Not only air pollution, but water sanitation is affecting people’s life around the globe: 2.5 billion people have no access to safe sanitation, which causes severe diarrhoea. This condition kills 1.8 million people each year, primarily children under the age of 5. In those under-resourced areas, such as slums and shantytowns, Blue Diversion Toilet provides a safe sanitation solution. The dry toilet is not connected to piped water, sewers or electricity. The used water is recovered directly in the toilet by means of an innovative, energy-efficient and maintenance-free membrane bioreactor. This multi-barrier water treatment system provides about 7 Litres of hygienically safe water per user and day with little energy – provided by a small solar panel on the roof – and only minimal water losses.
（designed by Eawag (The Swiss Federal Institute of Aquatic Science and Technology) and EOOS / Photography: Mirren Rosie）
7. Garden School / Beijing No.4 High School Fangshan Campus, Beijing, China – ARCHITECTURE
In China, a country dependent on rice as staple food, Garden School, Beijing No.4 High School Fangshan Campus, is designed as part of a larger scheme to build a healthier and self-sustainable new town just outside Beijing. The roof-top of the upper building is an organic farm, with 36 plots – one for each class in the school, providing students the opportunity to learn the techniques of farming and bringing the city children closer to the nature.
（designed by OPEN Architecture / Photography: Courtesy of the designers）
8. Shadowing – DIGITAL
Now it’s getting dark, go and have some fun with the street lights! Shadowing, an interactive installation embedded in streetlights throughout the British city Bristol, captures the shadow of a pedestrian as they pass underneath the streetlight and then projecting it back to accompany the next person who passes by.
（designed by Jonathan Chomoko, Matthew Rosler / Photography: Courtesy of the designers）
9. Responsive street Furniture – DIGITAL
On the other hand, Responsive street Furniture allows disabled people with different kinds of impairments to have helpful services from the furniture. They can register their smartphones or order a low-cost key fob from a website, and when they pass the furniture, it will accordingly give brighter street lighting, longer crossing times or audio information. The system could also be used for tourists and foreign visitors – providing audio information in native and foreign languages.
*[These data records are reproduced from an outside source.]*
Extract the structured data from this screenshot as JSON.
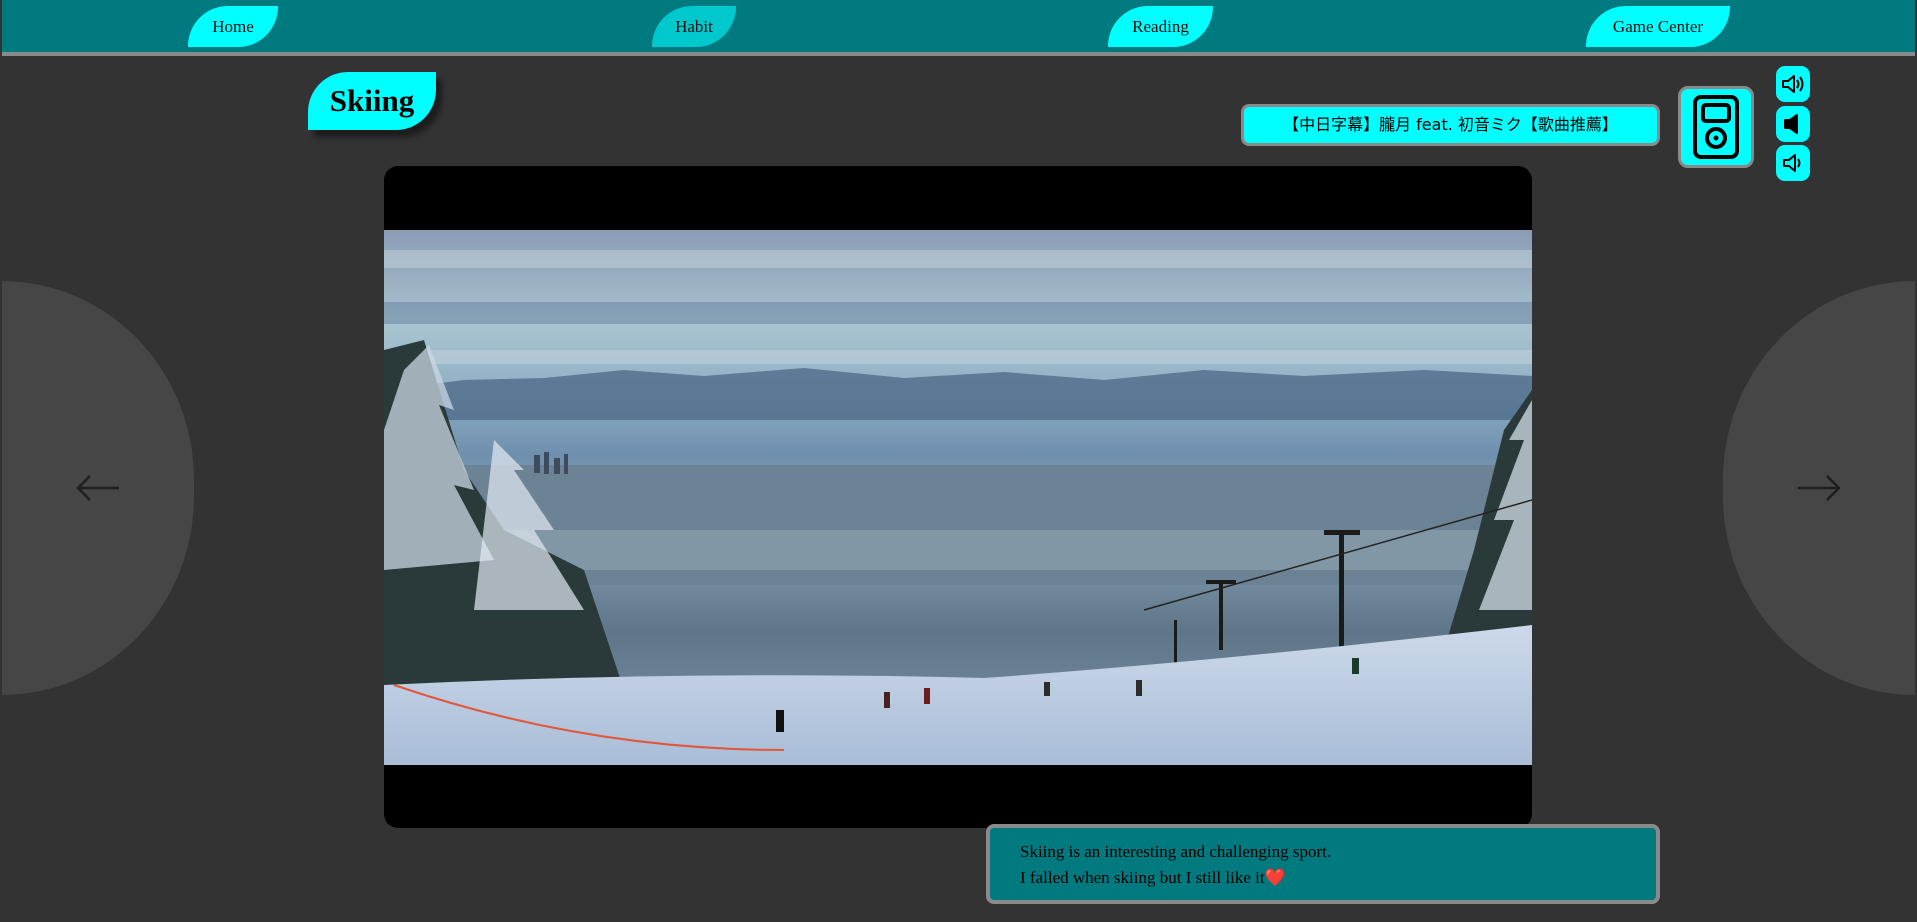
{
  "nav": {
    "tabs": [
      {
        "label": "Home",
        "active": false
      },
      {
        "label": "Habit",
        "active": true
      },
      {
        "label": "Reading",
        "active": false
      },
      {
        "label": "Game Center",
        "active": false
      }
    ]
  },
  "page": {
    "title": "Skiing"
  },
  "music": {
    "song_title": "【中日字幕】朧月 feat. 初音ミク【歌曲推薦】",
    "player_icon": "music-player-icon",
    "controls": [
      "volume-up-icon",
      "volume-mute-icon",
      "volume-down-icon"
    ]
  },
  "carousel": {
    "prev_icon": "arrow-left-icon",
    "next_icon": "arrow-right-icon"
  },
  "caption": {
    "line1": "Skiing is an interesting and challenging sport.",
    "line2": "I falled when skiing but I still like it",
    "emoji": "❤️"
  },
  "colors": {
    "accent": "#00ffff",
    "navbar": "#007a7e",
    "background": "#333333",
    "border": "#8a8a8a"
  }
}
（designed by Ross Atkin (Conceptual design and digital system development), Jonathan Scott (Physical design and engineering) / Photography: Courtesy of the designers）
10. House for Trees, Ho Chi Minh City, Vietnam – ARCHITECTURE
Now you are back to your House for Trees. Five concrete boxes are designed as “pots” to plant tropical trees on their tops. It is an effort to reduce daily traffic exhaustion and to bring back the scene of tropical forests in Ho Chi Minh City in Vietnam. With thick soil layer, these pots also function as storm-water basins for retention, therefore contribute to reduce the risk of flooding when the idea is multiplied to a large number of houses in the future.
（designed by Vo Trong Nghia Architects / Photography: Courtesy of the designers）